Words of Wisdom:

"I once said "owned" to a black man once...talk about an awkward moment" - Dhayyati@yahoo.com

European Cultural Hegemony and Australian Aboriginals

  • Date Submitted: 01/28/2010 08:23 AM
  • Flesch-Kincaid Score: 32.2 
  • Words: 1158
  • Essay Grade: no grades
  • Report this Essay
The relationship between the indigenous people of Australia and their native lands are essential to their traditional culture. The colonization of their nations by Europeans has lead to a destruction of this relationship and therefore of indigenous cultural practices and norms. This process was predicated upon European cultural norms and established a cultural hegemony of European culture over indigenous culture. The effects of this cultural hegemony by mainstream Australia can be observed through a series of social indicators. Therefore these social indicators can be used to demonstrate the nature of cultural hegemony on the indigenous peoples of Australia.



Cultural hegemony is a concept designed by the Italian Marxist Antonio Gramsci (Ganguly-Scrase, 2003:55). Gramsci argued that a dominate group, could not retain power by threat of physical coercion alone, but also needed to retain control of the superstructure, i.e. of Ideology and belief systems (Gramsci, 1988: 193-4). The European invasion and subsequent colonization of the Aboriginal nations maintains itself not only through the ‘legitimate’ violence of the state apparatus but in addition through cultural hegemony.

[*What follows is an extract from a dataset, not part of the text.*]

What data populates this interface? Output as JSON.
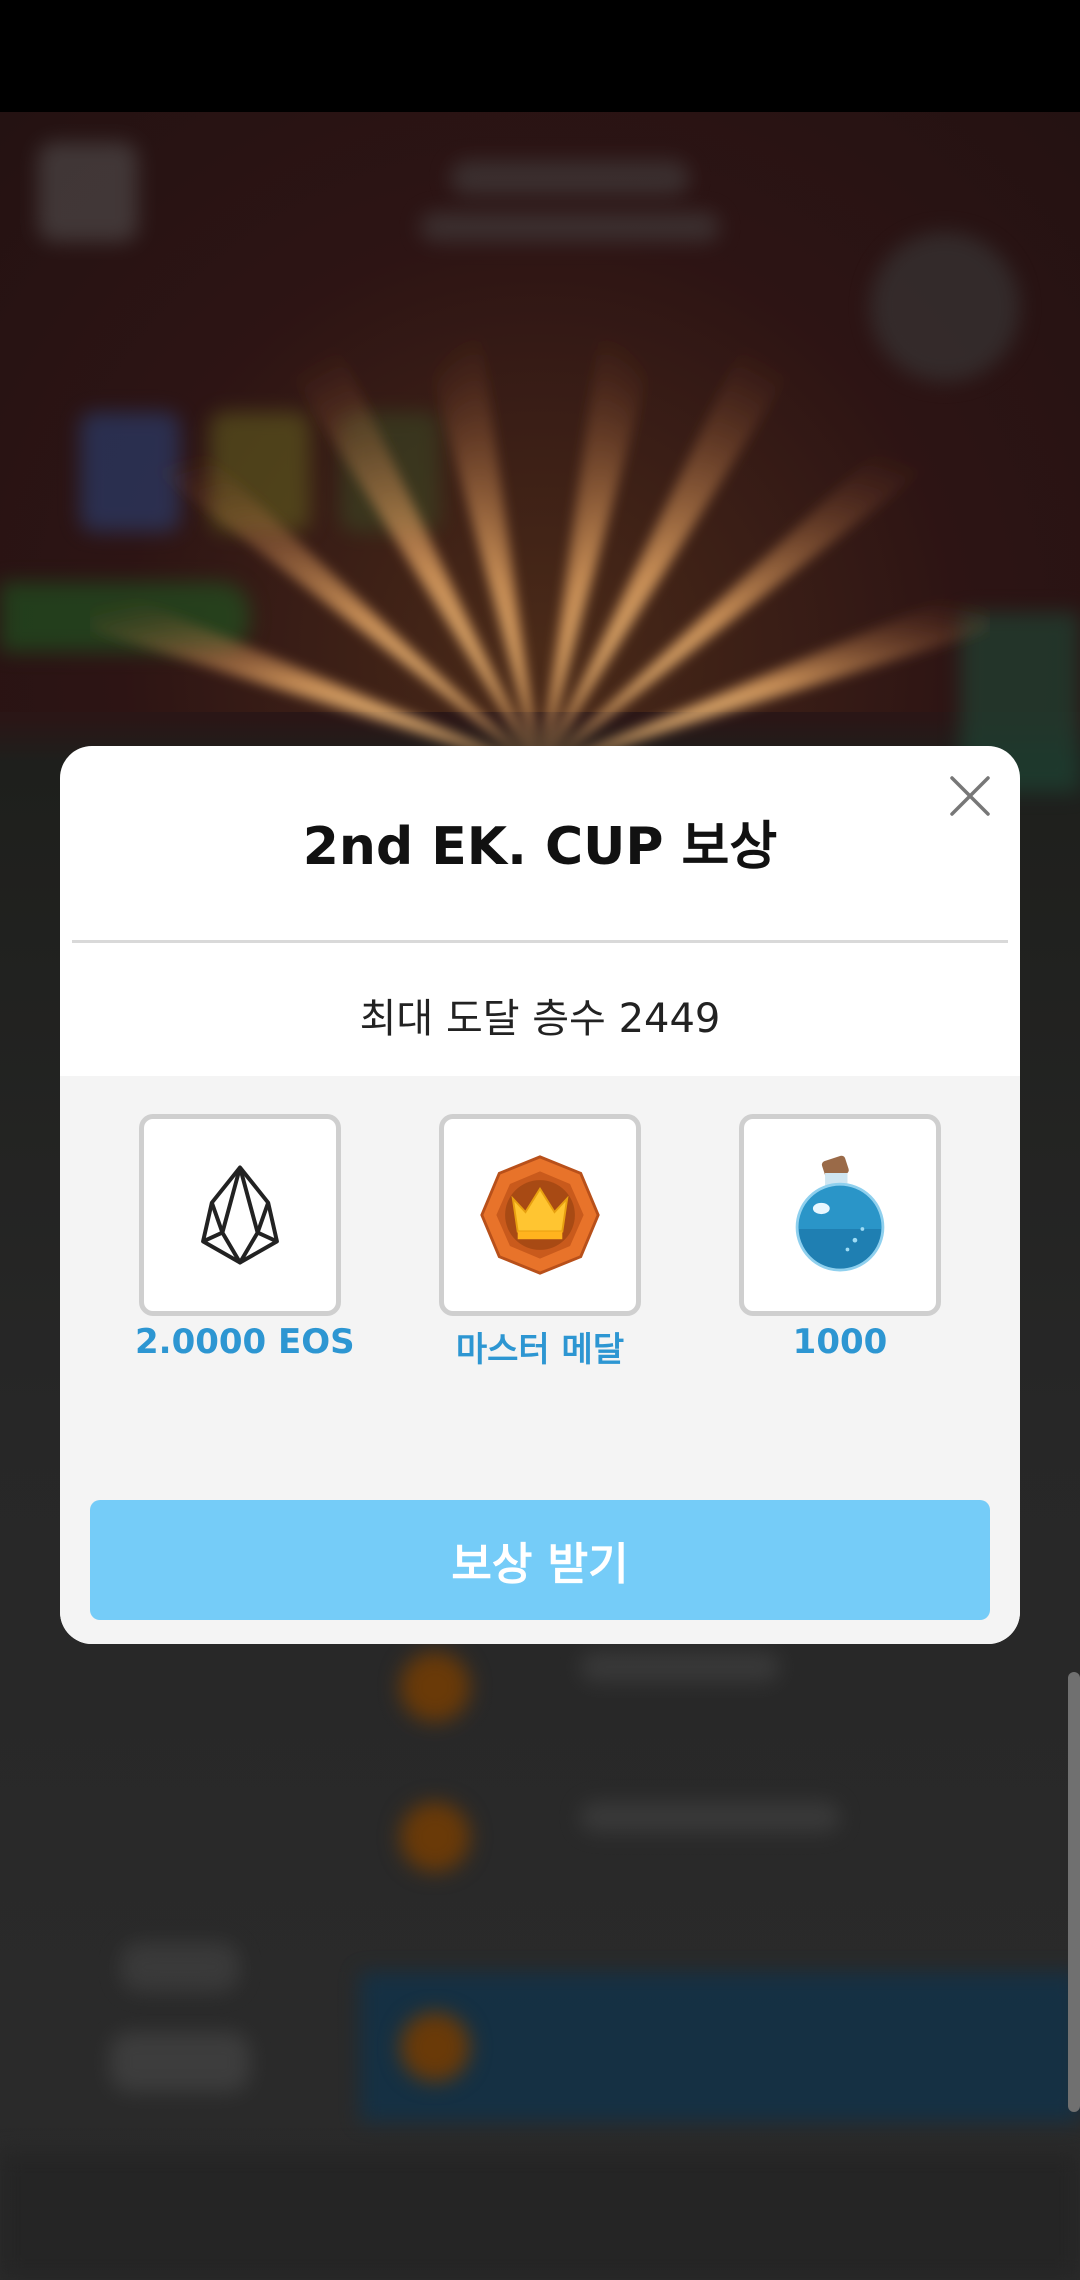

The notion of Terra Nullius which the European colonists used to justify their invasion of the aboriginal nations was based on a western philosophical idea’s of property and ownership. John Locke’s argument that property arose out of mixing labour with nature, coupled with the biblical impulse to “go forth and till the land” justified the colonization of Australia (Yarwood, Knowling, 1982: 15). The Aboriginal’s semi-nomadic lifestyle, which left nature unscarred with symbols of ‘civilisation’ in a western sense did not satisfy the European notion of ownership, leaving the land open for occupation by whoever claimed it.  



For the Aboriginals their relationship with the land was not one of ownership as it was for the Europeans. More then just a means...

Comments

Express your owns thoughts and ideas on this essay by writing a grade and/or critique.

  1. No comments